ROME — As the market grows for infrared search and track (IRST) sensors that can function like radars on fighters, one American firm has signed a deal with a European counterpart that will bring to the US infrared technologies already honed on the Eurofighter.
Northrop Grumman has launched a partnership with Italian firm Selex ES under which Selex's infrared know-how will enter the US and possibly be turned around for export products for Foreign Military Sales customers.
"Selex has partnered with Northrop Grumman to bring IRST to the US," a Northrop Grumman spokeswoman told Defense News, adding that further details on the applications for new IRST products would be announced in May.
The deal pushes into the US market the technology Selex has worked on for the Eurofighter's PIRATE (passive infrared airborne tracking equipment) sensor, for the European Neuron UCAV technology demonstrator, and, most recently, for Sweden's Gripens.
One US analyst said that IRST had not received much attention from the Pentagon over the past few decades.
"The US has lagged on development after getting a strong start in the 1980s when Lockheed Martin put a system on F-14s," said David Rockwell, senior electronics analyst at the Teal Group. "The US dropped back for 20 years, but IRST is potentially a huge market," he added.
"There was a requirement for IRST on the F-22 but the program was cut due to lack of funding, while the IR sensor that Northrop Grumman has put on the F-35 is 360 degrees without an equivalent long-range search-and-track sensor," he said.

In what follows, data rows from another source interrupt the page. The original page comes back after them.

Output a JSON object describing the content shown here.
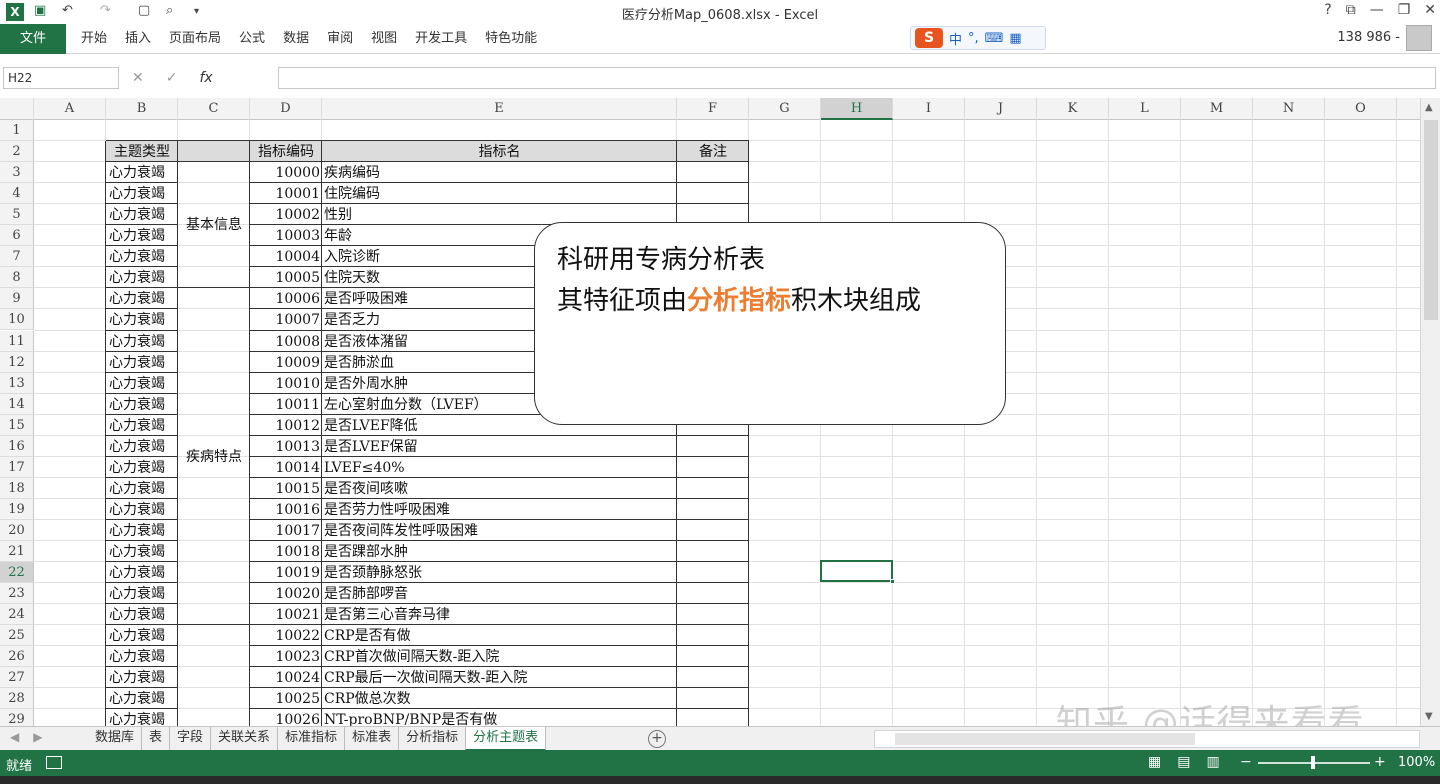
{
  "window": {
    "title": "医疗分析Map_0608.xlsx - Excel",
    "controls": [
      "?",
      "⧉",
      "—",
      "❐",
      "✕"
    ]
  },
  "quick_access": [
    "X",
    "💾",
    "↶",
    "↷",
    "🗋",
    "🔍"
  ],
  "ribbon": {
    "file_tab": "文件",
    "tabs": [
      "开始",
      "插入",
      "页面布局",
      "公式",
      "数据",
      "审阅",
      "视图",
      "开发工具",
      "特色功能"
    ],
    "user_count": "138 986 -"
  },
  "ime": {
    "logo": "S",
    "lang": "中",
    "punct": "°,",
    "keyboard": "⌨",
    "grid": "▦"
  },
  "formula_bar": {
    "name_box": "H22",
    "cancel": "✕",
    "confirm": "✓",
    "fx": "fx",
    "content": ""
  },
  "columns": [
    "A",
    "B",
    "C",
    "D",
    "E",
    "F",
    "G",
    "H",
    "I",
    "J",
    "K",
    "L",
    "M",
    "N",
    "O"
  ],
  "selected_cell": "H22",
  "table": {
    "headers": {
      "topic": "主题类型",
      "indicator_code": "指标编码",
      "indicator_name": "指标名",
      "remark": "备注"
    },
    "groups": [
      {
        "label": "基本信息"
      },
      {
        "label": "疾病特点"
      }
    ],
    "rows": [
      {
        "row": 3,
        "topic": "心力衰竭",
        "code": "10000",
        "name": "疾病编码"
      },
      {
        "row": 4,
        "topic": "心力衰竭",
        "code": "10001",
        "name": "住院编码"
      },
      {
        "row": 5,
        "topic": "心力衰竭",
        "code": "10002",
        "name": "性别"
      },
      {
        "row": 6,
        "topic": "心力衰竭",
        "code": "10003",
        "name": "年龄"
      },
      {
        "row": 7,
        "topic": "心力衰竭",
        "code": "10004",
        "name": "入院诊断"
      },
      {
        "row": 8,
        "topic": "心力衰竭",
        "code": "10005",
        "name": "住院天数"
      },
      {
        "row": 9,
        "topic": "心力衰竭",
        "code": "10006",
        "name": "是否呼吸困难"
      },
      {
        "row": 10,
        "topic": "心力衰竭",
        "code": "10007",
        "name": "是否乏力"
      },
      {
        "row": 11,
        "topic": "心力衰竭",
        "code": "10008",
        "name": "是否液体潴留"
      },
      {
        "row": 12,
        "topic": "心力衰竭",
        "code": "10009",
        "name": "是否肺淤血"
      },
      {
        "row": 13,
        "topic": "心力衰竭",
        "code": "10010",
        "name": "是否外周水肿"
      },
      {
        "row": 14,
        "topic": "心力衰竭",
        "code": "10011",
        "name": "左心室射血分数（LVEF）"
      },
      {
        "row": 15,
        "topic": "心力衰竭",
        "code": "10012",
        "name": "是否LVEF降低"
      },
      {
        "row": 16,
        "topic": "心力衰竭",
        "code": "10013",
        "name": "是否LVEF保留"
      },
      {
        "row": 17,
        "topic": "心力衰竭",
        "code": "10014",
        "name": "LVEF≤40%"
      },
      {
        "row": 18,
        "topic": "心力衰竭",
        "code": "10015",
        "name": "是否夜间咳嗽"
      },
      {
        "row": 19,
        "topic": "心力衰竭",
        "code": "10016",
        "name": "是否劳力性呼吸困难"
      },
      {
        "row": 20,
        "topic": "心力衰竭",
        "code": "10017",
        "name": "是否夜间阵发性呼吸困难"
      },
      {
        "row": 21,
        "topic": "心力衰竭",
        "code": "10018",
        "name": "是否踝部水肿"
      },
      {
        "row": 22,
        "topic": "心力衰竭",
        "code": "10019",
        "name": "是否颈静脉怒张"
      },
      {
        "row": 23,
        "topic": "心力衰竭",
        "code": "10020",
        "name": "是否肺部啰音"
      },
      {
        "row": 24,
        "topic": "心力衰竭",
        "code": "10021",
        "name": "是否第三心音奔马律"
      },
      {
        "row": 25,
        "topic": "心力衰竭",
        "code": "10022",
        "name": "CRP是否有做"
      },
      {
        "row": 26,
        "topic": "心力衰竭",
        "code": "10023",
        "name": "CRP首次做间隔天数-距入院"
      },
      {
        "row": 27,
        "topic": "心力衰竭",
        "code": "10024",
        "name": "CRP最后一次做间隔天数-距入院"
      },
      {
        "row": 28,
        "topic": "心力衰竭",
        "code": "10025",
        "name": "CRP做总次数"
      },
      {
        "row": 29,
        "topic": "心力衰竭",
        "code": "10026",
        "name": "NT-proBNP/BNP是否有做"
      }
    ]
  },
  "callout": {
    "line1": "科研用专病分析表",
    "line2_prefix": "其特征项由",
    "line2_highlight": "分析指标",
    "line2_suffix": "积木块组成",
    "highlight_color": "#ed7d31"
  },
  "sheet_tabs": [
    "数据库",
    "表",
    "字段",
    "关联关系",
    "标准指标",
    "标准表",
    "分析指标",
    "分析主题表"
  ],
  "active_sheet": "分析主题表",
  "status": {
    "ready": "就绪",
    "zoom": "100%",
    "minus": "−",
    "plus": "+"
  },
  "watermark": "知乎 @话得来看看",
  "colors": {
    "excel_green": "#217346",
    "accent_orange": "#ed7d31"
  }
}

The 500-pound pod carries the firm's IRST21 sensor, which was approved for low-rate initial production on the Navy's F/A-18 Super Hornet in January.
A Lockheed official has said the pod-to-pod communication allowed by its Legion pod could also facilitate communication between newer and older fighters.

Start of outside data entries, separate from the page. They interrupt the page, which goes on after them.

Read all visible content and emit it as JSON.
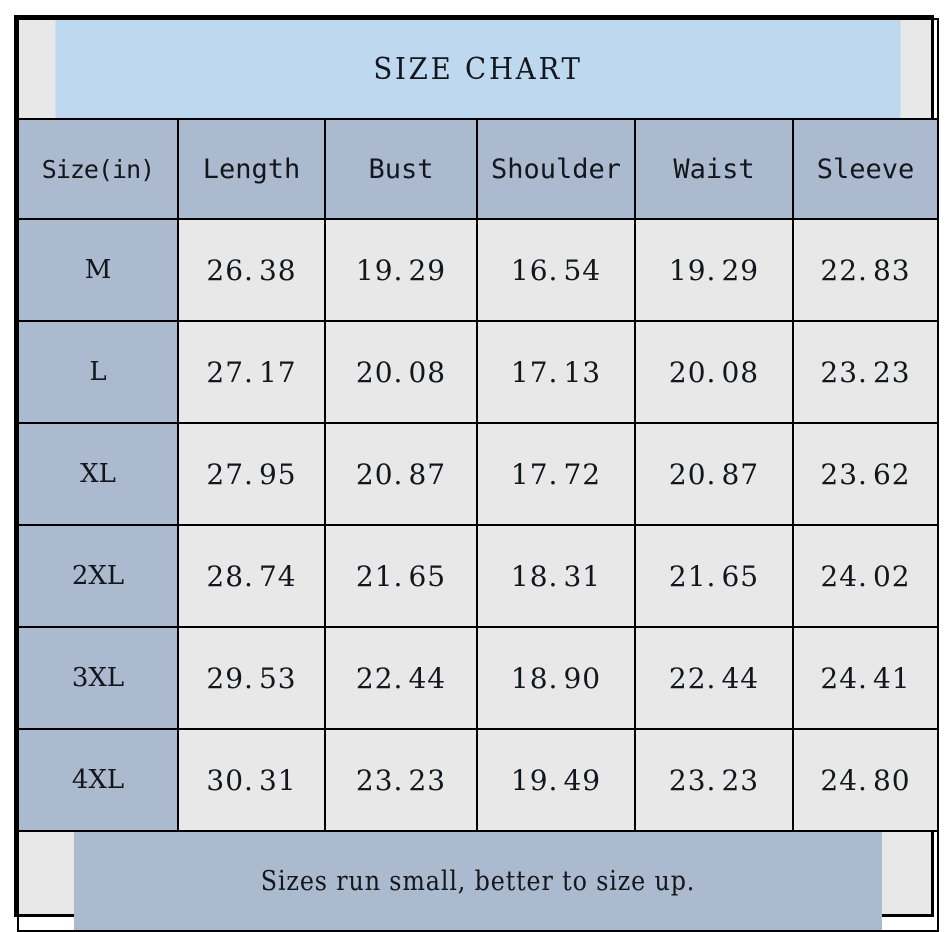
{
  "title": "SIZE CHART",
  "columns": [
    "Size(in)",
    "Length",
    "Bust",
    "Shoulder",
    "Waist",
    "Sleeve"
  ],
  "rows": [
    {
      "size": "M",
      "length": "26.38",
      "bust": "19.29",
      "shoulder": "16.54",
      "waist": "19.29",
      "sleeve": "22.83"
    },
    {
      "size": "L",
      "length": "27.17",
      "bust": "20.08",
      "shoulder": "17.13",
      "waist": "20.08",
      "sleeve": "23.23"
    },
    {
      "size": "XL",
      "length": "27.95",
      "bust": "20.87",
      "shoulder": "17.72",
      "waist": "20.87",
      "sleeve": "23.62"
    },
    {
      "size": "2XL",
      "length": "28.74",
      "bust": "21.65",
      "shoulder": "18.31",
      "waist": "21.65",
      "sleeve": "24.02"
    },
    {
      "size": "3XL",
      "length": "29.53",
      "bust": "22.44",
      "shoulder": "18.90",
      "waist": "22.44",
      "sleeve": "24.41"
    },
    {
      "size": "4XL",
      "length": "30.31",
      "bust": "23.23",
      "shoulder": "19.49",
      "waist": "23.23",
      "sleeve": "24.80"
    }
  ],
  "footer_note": "Sizes run small, better to size up.",
  "colors": {
    "title_background": "#bed8ef",
    "header_background": "#abbace",
    "size_column_background": "#abbace",
    "cell_background": "#e8e8e8",
    "border": "#000000",
    "text": "#13161c",
    "page_background": "#ffffff"
  },
  "chart_data": {
    "type": "table",
    "title": "SIZE CHART",
    "unit": "in",
    "categories": [
      "M",
      "L",
      "XL",
      "2XL",
      "3XL",
      "4XL"
    ],
    "columns": [
      "Size(in)",
      "Length",
      "Bust",
      "Shoulder",
      "Waist",
      "Sleeve"
    ],
    "series": [
      {
        "name": "Length",
        "values": [
          26.38,
          27.17,
          27.95,
          28.74,
          29.53,
          30.31
        ]
      },
      {
        "name": "Bust",
        "values": [
          19.29,
          20.08,
          20.87,
          21.65,
          22.44,
          23.23
        ]
      },
      {
        "name": "Shoulder",
        "values": [
          16.54,
          17.13,
          17.72,
          18.31,
          18.9,
          19.49
        ]
      },
      {
        "name": "Waist",
        "values": [
          19.29,
          20.08,
          20.87,
          21.65,
          22.44,
          23.23
        ]
      },
      {
        "name": "Sleeve",
        "values": [
          22.83,
          23.23,
          23.62,
          24.02,
          24.41,
          24.8
        ]
      }
    ],
    "annotations": [
      "Sizes run small, better to size up."
    ]
  }
}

"If they enter the market, Northrop Grumman and Selex could benefit if the US wants competition, but today Lockheed has the market sewn up. However, it is unlikely Northrop will benefit from the same combination of market factors — including immediate needs after 9/11 — that made Litening successful in the US," he added.
On the other hand, Rockwell said there could be a large market for adding pods to existing fighters around the world, just as US firms are now marketing active electronically scanned array (AESA) radar upgrades for fighters.

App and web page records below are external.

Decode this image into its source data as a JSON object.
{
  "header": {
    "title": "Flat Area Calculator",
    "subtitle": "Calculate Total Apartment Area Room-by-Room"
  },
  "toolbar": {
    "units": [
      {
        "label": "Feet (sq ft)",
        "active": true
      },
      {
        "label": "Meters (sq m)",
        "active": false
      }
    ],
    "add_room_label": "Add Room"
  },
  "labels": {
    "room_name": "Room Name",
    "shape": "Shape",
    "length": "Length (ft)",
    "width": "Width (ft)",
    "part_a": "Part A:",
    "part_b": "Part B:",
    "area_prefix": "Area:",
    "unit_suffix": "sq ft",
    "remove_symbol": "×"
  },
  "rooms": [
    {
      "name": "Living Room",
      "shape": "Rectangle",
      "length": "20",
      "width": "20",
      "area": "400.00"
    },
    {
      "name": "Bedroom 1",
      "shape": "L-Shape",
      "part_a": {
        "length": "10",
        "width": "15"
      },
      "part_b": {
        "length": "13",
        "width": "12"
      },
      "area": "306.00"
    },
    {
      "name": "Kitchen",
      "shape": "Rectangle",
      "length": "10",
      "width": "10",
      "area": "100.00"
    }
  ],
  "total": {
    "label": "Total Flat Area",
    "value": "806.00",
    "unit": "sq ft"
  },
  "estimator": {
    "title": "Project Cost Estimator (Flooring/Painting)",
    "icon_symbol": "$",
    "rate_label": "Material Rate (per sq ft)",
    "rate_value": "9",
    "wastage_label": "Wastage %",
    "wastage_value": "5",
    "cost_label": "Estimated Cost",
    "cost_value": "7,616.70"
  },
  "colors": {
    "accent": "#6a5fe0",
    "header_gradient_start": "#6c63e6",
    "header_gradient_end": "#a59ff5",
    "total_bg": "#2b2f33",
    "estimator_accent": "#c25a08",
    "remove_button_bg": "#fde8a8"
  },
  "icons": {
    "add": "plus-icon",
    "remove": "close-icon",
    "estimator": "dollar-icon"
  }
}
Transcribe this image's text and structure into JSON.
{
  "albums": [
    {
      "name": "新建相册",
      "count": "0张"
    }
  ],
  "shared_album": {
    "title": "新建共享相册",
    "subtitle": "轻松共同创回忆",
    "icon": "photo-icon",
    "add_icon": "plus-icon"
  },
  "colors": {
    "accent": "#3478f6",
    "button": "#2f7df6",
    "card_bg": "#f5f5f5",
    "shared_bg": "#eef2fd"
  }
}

Selex has meanwhile worked on the PIRATE air-to-air sensor for the Eurofighter, which can act as an IR camera or a passive radar operating in the 8-12 micrometers IR band.
Other contracts have followed. The firm built an air-to-ground IRST sensor for the European Neuron UCAV and a sensor for the Turkish Navy in 2012. The Italian Navy has requested a multiheaded version of an IRST for its new multifunctional vessels. A version is already on board Italy's Cavour carrier.
This month, Saab awarded Selex a production contract to supply 60 Skyward-G IRST systems for its Gripen E fleet, and Selex is also expected to supply the system to go on board Brazil's Gripens.
Meanwhile, the firm is waiting for an order to upgrade the PIRATE sensor on Eurofighters.
The Skyward system, which weighs 40 kilograms and consumes about 380 kilowatts of power, projects images onto the plane's head up display.
Likely to interest Northrop is Selex's parallel work on a pod version for use on existing aircraft.
Tom Kington is the Italy correspondent for Defense News.